“It’s clear that religious objectors are currently amply accommodated by health care workplaces,” said Liz Sepper, law professor at Washington University in St. Louis. “It’s also clear that HHS is hoping through this rule to prompt ever greater numbers of employees and types of employees to make increasingly intransigent demands on their employers.”
Hospitals already go to great lengths to accommodate employees who want a religious or moral accommodation, she said. Sepper specializes in religious liberty, health law, and discrimination.
Staffing and scheduling, for example, are used to ensure that certain employees don’t run in to situations that conflict with their beliefs, Sepper said. But sometimes those beliefs conflict with the ability to provide good patient care and can’t be accommodated.
Leslie C. Griffin, professor of constitutional and first amendment law at the University of Nevada, Las Vegas, said while religious freedom is important, patients’ well being should come first.
“To me it’s more important that any patient get good health care and not that any patient get whatever religion say health care should be,” Griffin said.
Protection vs. Distortion
The new rule also creates broader worker protections than those under Title VII of the 1964 Civil Rights Act, which bars discrimination on the basis of religion, sex, race, and other characteristics. That federal civil rights law expressly requires employers to provide religious job accommodations unless doing so creates an undue hardship. By contrast, the health care rule scraps that hardship exemption explicitly.
“They don’t take into account serious harm to patients that could result in the religious refusals,” the ACLU’s Mach said. If patients are then denied these services, that could put employers on the hook for violating federal and state discrimination laws in other contexts. The string of lawsuits challenging the law say these employers will face an impossible choice in certain circumstances of providing necessary care and risking their funding.

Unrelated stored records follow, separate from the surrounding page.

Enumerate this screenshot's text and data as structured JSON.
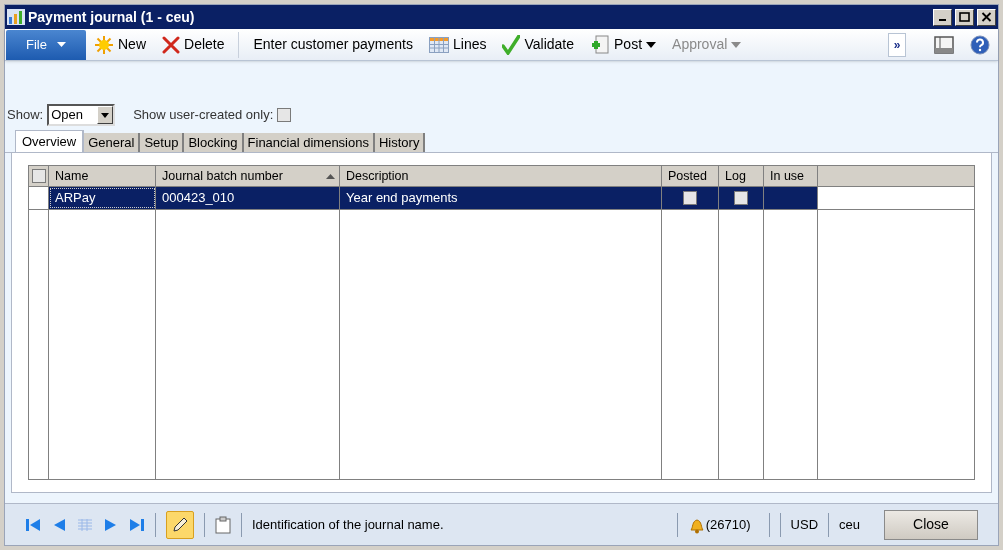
{
  "window": {
    "title": "Payment journal (1 - ceu)"
  },
  "toolbar": {
    "file": "File",
    "items": [
      {
        "label": "New",
        "dropdown": false,
        "disabled": false
      },
      {
        "label": "Delete",
        "dropdown": false,
        "disabled": false
      },
      {
        "label": "Enter customer payments",
        "dropdown": false,
        "disabled": false
      },
      {
        "label": "Lines",
        "dropdown": false,
        "disabled": false
      },
      {
        "label": "Validate",
        "dropdown": false,
        "disabled": false
      },
      {
        "label": "Post",
        "dropdown": true,
        "disabled": false
      },
      {
        "label": "Approval",
        "dropdown": true,
        "disabled": true
      }
    ],
    "more": "»"
  },
  "filter": {
    "show_label": "Show:",
    "show_value": "Open",
    "user_created_label": "Show user-created only:",
    "user_created_checked": false
  },
  "tabs": [
    {
      "label": "Overview",
      "selected": true
    },
    {
      "label": "General",
      "selected": false
    },
    {
      "label": "Setup",
      "selected": false
    },
    {
      "label": "Blocking",
      "selected": false
    },
    {
      "label": "Financial dimensions",
      "selected": false
    },
    {
      "label": "History",
      "selected": false
    }
  ],
  "grid": {
    "select_all_checked": false,
    "columns": [
      {
        "label": "Name",
        "sorted": false
      },
      {
        "label": "Journal batch number",
        "sorted": true
      },
      {
        "label": "Description",
        "sorted": false
      },
      {
        "label": "Posted",
        "sorted": false
      },
      {
        "label": "Log",
        "sorted": false
      },
      {
        "label": "In use",
        "sorted": false
      }
    ],
    "rows": [
      {
        "name": "ARPay",
        "batch": "000423_010",
        "description": "Year end payments",
        "posted": false,
        "log": false,
        "in_use": false,
        "selected": true
      }
    ]
  },
  "status_bar": {
    "edit_mode": true,
    "message": "Identification of the journal name.",
    "notifications": "(26710)",
    "currency": "USD",
    "company": "ceu",
    "close": "Close"
  }
}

Some Christian-based groups stress the need for the clarification in the rules, however. The regulation will be helpful to employers because the existing federal laws that protect religious beliefs have been a patchwork, said Kim Colby, director of the Christian Legal Society Center for Law and Religious Freedom.

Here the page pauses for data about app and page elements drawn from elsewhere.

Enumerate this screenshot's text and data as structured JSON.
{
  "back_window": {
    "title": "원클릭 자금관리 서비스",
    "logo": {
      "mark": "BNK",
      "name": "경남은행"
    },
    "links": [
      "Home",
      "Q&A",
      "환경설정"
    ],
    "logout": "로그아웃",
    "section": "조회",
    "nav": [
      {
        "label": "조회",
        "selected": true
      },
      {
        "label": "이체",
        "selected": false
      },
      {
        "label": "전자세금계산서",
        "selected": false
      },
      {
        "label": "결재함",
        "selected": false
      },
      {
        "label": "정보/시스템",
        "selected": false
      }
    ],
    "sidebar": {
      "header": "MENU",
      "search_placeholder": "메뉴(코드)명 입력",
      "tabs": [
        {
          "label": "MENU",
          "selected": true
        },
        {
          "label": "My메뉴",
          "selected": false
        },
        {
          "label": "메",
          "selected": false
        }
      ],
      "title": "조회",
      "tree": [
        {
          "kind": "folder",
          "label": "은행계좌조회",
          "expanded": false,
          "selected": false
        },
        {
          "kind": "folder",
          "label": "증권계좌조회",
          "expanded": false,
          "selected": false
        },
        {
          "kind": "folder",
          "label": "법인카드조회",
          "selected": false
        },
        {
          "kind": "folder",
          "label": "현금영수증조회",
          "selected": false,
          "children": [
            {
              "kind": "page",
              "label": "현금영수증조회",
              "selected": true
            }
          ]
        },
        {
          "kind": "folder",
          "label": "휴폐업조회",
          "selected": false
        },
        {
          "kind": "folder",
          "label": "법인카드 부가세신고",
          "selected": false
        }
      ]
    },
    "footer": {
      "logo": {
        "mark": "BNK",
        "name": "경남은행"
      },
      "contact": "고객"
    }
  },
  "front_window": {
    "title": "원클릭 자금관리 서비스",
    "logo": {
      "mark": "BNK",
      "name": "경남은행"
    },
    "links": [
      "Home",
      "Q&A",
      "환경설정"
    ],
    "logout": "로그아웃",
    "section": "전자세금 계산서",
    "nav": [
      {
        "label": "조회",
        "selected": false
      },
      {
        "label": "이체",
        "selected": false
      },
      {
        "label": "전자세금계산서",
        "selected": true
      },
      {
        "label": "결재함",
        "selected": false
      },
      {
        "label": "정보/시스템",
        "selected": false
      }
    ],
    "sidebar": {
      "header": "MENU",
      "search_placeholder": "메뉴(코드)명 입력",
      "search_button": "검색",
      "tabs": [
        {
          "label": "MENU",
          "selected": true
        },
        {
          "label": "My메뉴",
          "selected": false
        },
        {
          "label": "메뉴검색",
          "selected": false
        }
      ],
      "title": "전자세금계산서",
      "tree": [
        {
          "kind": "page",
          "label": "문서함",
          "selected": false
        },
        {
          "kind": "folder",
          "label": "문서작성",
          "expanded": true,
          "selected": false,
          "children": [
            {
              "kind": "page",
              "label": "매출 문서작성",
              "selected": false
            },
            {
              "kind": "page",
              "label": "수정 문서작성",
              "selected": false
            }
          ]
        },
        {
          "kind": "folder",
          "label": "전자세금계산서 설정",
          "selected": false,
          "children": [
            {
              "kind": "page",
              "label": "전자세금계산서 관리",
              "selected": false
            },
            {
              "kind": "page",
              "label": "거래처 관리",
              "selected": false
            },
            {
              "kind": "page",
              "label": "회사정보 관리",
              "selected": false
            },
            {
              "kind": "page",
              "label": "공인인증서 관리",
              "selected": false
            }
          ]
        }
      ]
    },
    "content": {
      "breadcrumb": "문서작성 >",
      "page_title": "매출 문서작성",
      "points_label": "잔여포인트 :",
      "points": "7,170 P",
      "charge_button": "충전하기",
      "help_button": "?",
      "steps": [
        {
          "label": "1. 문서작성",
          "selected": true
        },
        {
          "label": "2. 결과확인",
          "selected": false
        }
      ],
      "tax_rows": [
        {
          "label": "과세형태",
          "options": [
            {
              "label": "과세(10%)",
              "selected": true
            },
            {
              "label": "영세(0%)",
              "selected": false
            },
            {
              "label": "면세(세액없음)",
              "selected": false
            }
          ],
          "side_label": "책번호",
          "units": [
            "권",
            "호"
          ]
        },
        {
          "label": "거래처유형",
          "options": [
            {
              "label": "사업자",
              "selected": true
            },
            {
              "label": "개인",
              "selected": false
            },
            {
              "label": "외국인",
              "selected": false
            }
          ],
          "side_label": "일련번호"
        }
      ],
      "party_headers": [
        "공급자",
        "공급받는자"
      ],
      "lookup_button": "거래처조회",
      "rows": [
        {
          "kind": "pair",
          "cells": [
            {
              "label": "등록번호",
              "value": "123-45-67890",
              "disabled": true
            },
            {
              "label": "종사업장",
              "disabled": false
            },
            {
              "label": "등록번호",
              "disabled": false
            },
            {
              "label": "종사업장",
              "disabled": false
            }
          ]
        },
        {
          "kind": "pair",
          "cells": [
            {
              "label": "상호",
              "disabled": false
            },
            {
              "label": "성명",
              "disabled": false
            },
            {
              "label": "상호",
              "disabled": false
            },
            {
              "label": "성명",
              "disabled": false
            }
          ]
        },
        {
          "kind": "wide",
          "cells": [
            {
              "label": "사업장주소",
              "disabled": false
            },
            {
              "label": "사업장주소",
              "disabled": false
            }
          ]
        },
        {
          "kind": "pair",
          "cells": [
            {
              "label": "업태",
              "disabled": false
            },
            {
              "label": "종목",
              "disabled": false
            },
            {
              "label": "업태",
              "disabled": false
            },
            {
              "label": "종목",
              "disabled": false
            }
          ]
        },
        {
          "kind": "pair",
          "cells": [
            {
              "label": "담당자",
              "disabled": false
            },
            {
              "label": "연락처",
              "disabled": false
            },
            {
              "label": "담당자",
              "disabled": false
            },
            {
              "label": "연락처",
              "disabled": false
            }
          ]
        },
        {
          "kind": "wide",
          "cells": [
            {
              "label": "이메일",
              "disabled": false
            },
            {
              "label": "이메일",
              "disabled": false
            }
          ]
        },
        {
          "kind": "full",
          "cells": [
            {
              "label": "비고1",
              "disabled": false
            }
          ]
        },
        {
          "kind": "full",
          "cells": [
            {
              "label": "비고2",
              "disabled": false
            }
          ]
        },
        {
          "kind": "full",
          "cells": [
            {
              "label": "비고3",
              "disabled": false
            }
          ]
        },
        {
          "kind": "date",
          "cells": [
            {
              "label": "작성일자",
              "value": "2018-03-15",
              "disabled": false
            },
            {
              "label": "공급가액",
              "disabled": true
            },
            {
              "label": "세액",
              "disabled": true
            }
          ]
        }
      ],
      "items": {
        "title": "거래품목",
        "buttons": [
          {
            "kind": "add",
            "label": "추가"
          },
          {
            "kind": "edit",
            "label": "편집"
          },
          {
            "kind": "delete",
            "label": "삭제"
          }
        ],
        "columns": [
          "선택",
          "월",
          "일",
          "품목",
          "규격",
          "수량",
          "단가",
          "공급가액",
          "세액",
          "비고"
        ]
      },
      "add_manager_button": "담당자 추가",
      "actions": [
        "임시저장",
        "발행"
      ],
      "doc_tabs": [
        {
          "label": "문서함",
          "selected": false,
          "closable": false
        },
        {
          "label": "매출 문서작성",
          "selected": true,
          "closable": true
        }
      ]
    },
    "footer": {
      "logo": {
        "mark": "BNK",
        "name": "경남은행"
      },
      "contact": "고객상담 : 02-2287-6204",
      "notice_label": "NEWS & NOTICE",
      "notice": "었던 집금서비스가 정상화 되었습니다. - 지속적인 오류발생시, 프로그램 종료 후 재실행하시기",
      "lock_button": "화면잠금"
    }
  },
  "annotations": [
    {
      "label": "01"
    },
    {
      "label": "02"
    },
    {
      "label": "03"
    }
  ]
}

“This regulation doesn’t change the federal laws that have been in place. It brings them all into one place. It’s been an intimidating patchwork,” Colby said. “The stakes are high for the employee obviously. It helps the employees where the disparity and bargaining power is so lopsided in favor of the employer. It gives the employees a little more knowledge to act.”
Others fear the broadness of the rule attempts to apply protections to workers not currently covered by federal laws, and could potentially increase the number of workers hospitals would have to accommodate.
“My worry is that will lead people to assert objections thinking that they’re covered when in fact they may not be,” Robin Wilson, a family and health law professor at the University of Illinois said.
Some of the statutes the rule draws on are specific about what kind of worker they apply to, but the rule implies that more individuals who don’t have direct contact with certain procedures could be granted accommodations, like schedulers or people who prepare IV bags, Wilson said.
Those kind of requests could fall flat if the statute doesn’t support them or they’re contrary to state law, she said.
State anti-discrimination laws on the books could complicate the picture for religious beliefs in the health care context, said Kelley Drye employment attorney Mark Konkel said. He said this creates a “hodge-podge” regulatory environment for employers to navigate. Several states and local governments, for example, outline specific civil rights protections for gay and transgender workers.
“Employers face a choice from a compliance standpoint, it’s difficult to administer policies based on jurisdiction and it opens employers to claims of discrimination,” Konkel said.